The pictures of water lapping over the Industrial Canal Levee in New Orleans look ominous. However, according to UC Davis levee expert Jeffrey Mount, what they really show is a levee working as it should.
"If designed well, levees can take over-topping. That is water over the top and running down the inside, and that's to be expected, and that's planned for in New Orleans," said Mount.
According to Mount, it is even OK for levees to spring a few leaks as they have during Hurricane Gustav.
"What people forget is that all levees leak. Water flows through the levees. After all, they're big piles of dirt," said Mount. "If they leak too fast, that's when they fail."
That is what happened in 2005 when Hurricane Katrina put so much pressure on New Orleans' sub-par levees. They failed en masse, flooding 80 percent of the city.
Since then, many of those levees have been repaired to pre-Katrina levels, but a planned upgrade -- a strengthening of the system -- has yet to begin.
For instance, work on the Industrial Levee is not scheduled for completion until 2011.
"Had this been Katrina, we would've seen flooding again in New Orleans… exactly the same," said Mount.
Whatever Gustav's legacy in the Gulf region, levee experts believe the storm should serve as yet another wake-up call to California.
"This will remind us again that we have a long way to go and many billions of dollars to invest in the system to increase our protection," said Mount.

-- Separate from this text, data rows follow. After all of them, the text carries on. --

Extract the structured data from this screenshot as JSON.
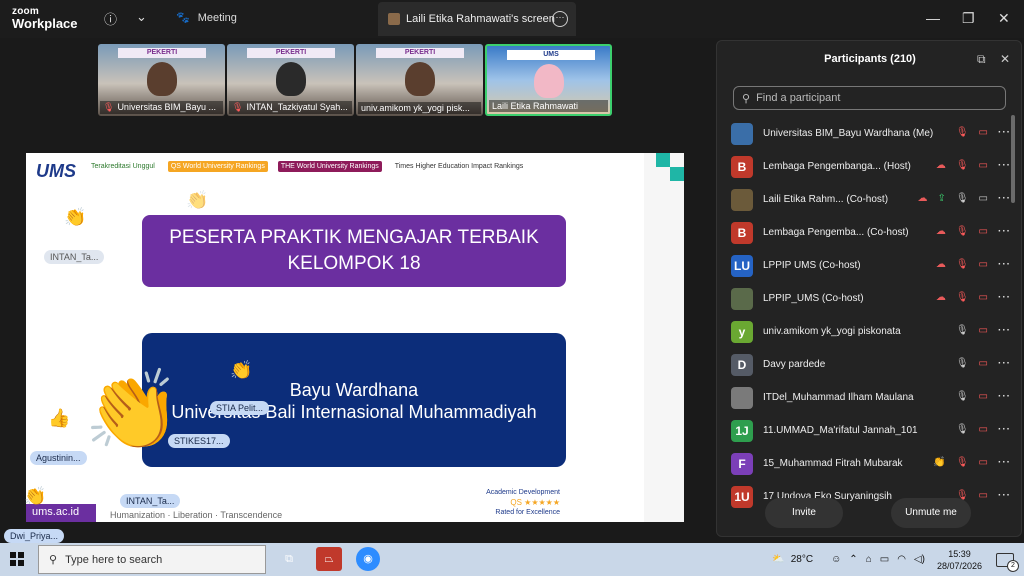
{
  "app": {
    "brand_line1": "zoom",
    "brand_line2": "Workplace",
    "meeting_label": "Meeting"
  },
  "screen_tab": {
    "label": "Laili Etika Rahmawati's screen"
  },
  "window_controls": {
    "minimize": "—",
    "maximize": "❐",
    "close": "✕"
  },
  "video_strip": [
    {
      "name": "Universitas BIM_Bayu ...",
      "banner": "PEKERTI",
      "muted": true
    },
    {
      "name": "INTAN_Tazkiyatul Syah...",
      "banner": "PEKERTI",
      "muted": true
    },
    {
      "name": "univ.amikom yk_yogi pisk...",
      "banner": "PEKERTI",
      "muted": false
    },
    {
      "name": "Laili Etika Rahmawati",
      "banner": "UMS",
      "muted": false
    }
  ],
  "slide": {
    "logo": "UMS",
    "logos": [
      "Terakreditasi Unggul",
      "QS World University Rankings",
      "THE World University Rankings",
      "Times Higher Education Impact Rankings"
    ],
    "title_line1": "PESERTA PRAKTIK MENGAJAR TERBAIK",
    "title_line2": "KELOMPOK 18",
    "winner_name": "Bayu Wardhana",
    "winner_inst": "Universitas Bali Internasional Muhammadiyah",
    "footer_url": "ums.ac.id",
    "footer_tag": "Humanization · Liberation · Transcendence",
    "acad_line1": "Academic Development",
    "acad_line2": "QS ★★★★★",
    "acad_line3": "Rated for Excellence"
  },
  "reaction_chips": [
    {
      "text": "INTAN_Ta...",
      "style": "light"
    },
    {
      "text": "STIA Pelit...",
      "style": "blue"
    },
    {
      "text": "STIKES17...",
      "style": "blue"
    },
    {
      "text": "Agustinin...",
      "style": "blue"
    },
    {
      "text": "INTAN_Ta...",
      "style": "blue"
    },
    {
      "text": "Dwi_Priya...",
      "style": "blue"
    }
  ],
  "participants_panel": {
    "title": "Participants (210)",
    "search_placeholder": "Find a participant",
    "invite_label": "Invite",
    "unmute_label": "Unmute me",
    "rows": [
      {
        "name": "Universitas BIM_Bayu Wardhana (Me)",
        "avatar": "",
        "avatar_color": "#3a6ea8",
        "icons": [
          "mute",
          "vidoff",
          "more"
        ]
      },
      {
        "name": "Lembaga Pengembanga... (Host)",
        "avatar": "B",
        "avatar_color": "#c0392b",
        "icons": [
          "cloud",
          "mute",
          "vidoff",
          "more"
        ]
      },
      {
        "name": "Laili Etika Rahm... (Co-host)",
        "avatar": "",
        "avatar_color": "#6b5a3a",
        "icons": [
          "cloud",
          "share",
          "mic",
          "vid",
          "more"
        ]
      },
      {
        "name": "Lembaga Pengemba... (Co-host)",
        "avatar": "B",
        "avatar_color": "#c0392b",
        "icons": [
          "cloud",
          "mute",
          "vidoff",
          "more"
        ]
      },
      {
        "name": "LPPIP UMS (Co-host)",
        "avatar": "LU",
        "avatar_color": "#2563c4",
        "icons": [
          "cloud",
          "mute",
          "vidoff",
          "more"
        ]
      },
      {
        "name": "LPPIP_UMS (Co-host)",
        "avatar": "",
        "avatar_color": "#5a6a4a",
        "icons": [
          "cloud",
          "mute",
          "vidoff",
          "more"
        ]
      },
      {
        "name": "univ.amikom yk_yogi piskonata",
        "avatar": "y",
        "avatar_color": "#6aa832",
        "icons": [
          "mic",
          "vidoff",
          "more"
        ]
      },
      {
        "name": "Davy pardede",
        "avatar": "D",
        "avatar_color": "#555b66",
        "icons": [
          "mic",
          "vidoff",
          "more"
        ]
      },
      {
        "name": "ITDel_Muhammad Ilham Maulana",
        "avatar": "",
        "avatar_color": "#7a7a7a",
        "icons": [
          "mic",
          "vidoff",
          "more"
        ]
      },
      {
        "name": "11.UMMAD_Ma'rifatul Jannah_101",
        "avatar": "1J",
        "avatar_color": "#2e9e4e",
        "icons": [
          "mic",
          "vidoff",
          "more"
        ]
      },
      {
        "name": "15_Muhammad Fitrah Mubarak",
        "avatar": "F",
        "avatar_color": "#7b3fb8",
        "icons": [
          "hand",
          "mute",
          "vidoff",
          "more"
        ]
      },
      {
        "name": "17 Undova Eko Suryaningsih",
        "avatar": "1U",
        "avatar_color": "#c0392b",
        "icons": [
          "mute",
          "vidoff",
          "more"
        ]
      }
    ]
  },
  "taskbar": {
    "search_placeholder": "Type here to search",
    "weather": "28°C",
    "time": "15:39",
    "date": "28/07/2026",
    "notifications": "2"
  }
}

Emergency repairs aside, the levees that currently protect nearly two million people in Sacramento and the Central Valley remain extremely vulnerable -- earthen barriers that in many places are more than 100 years old.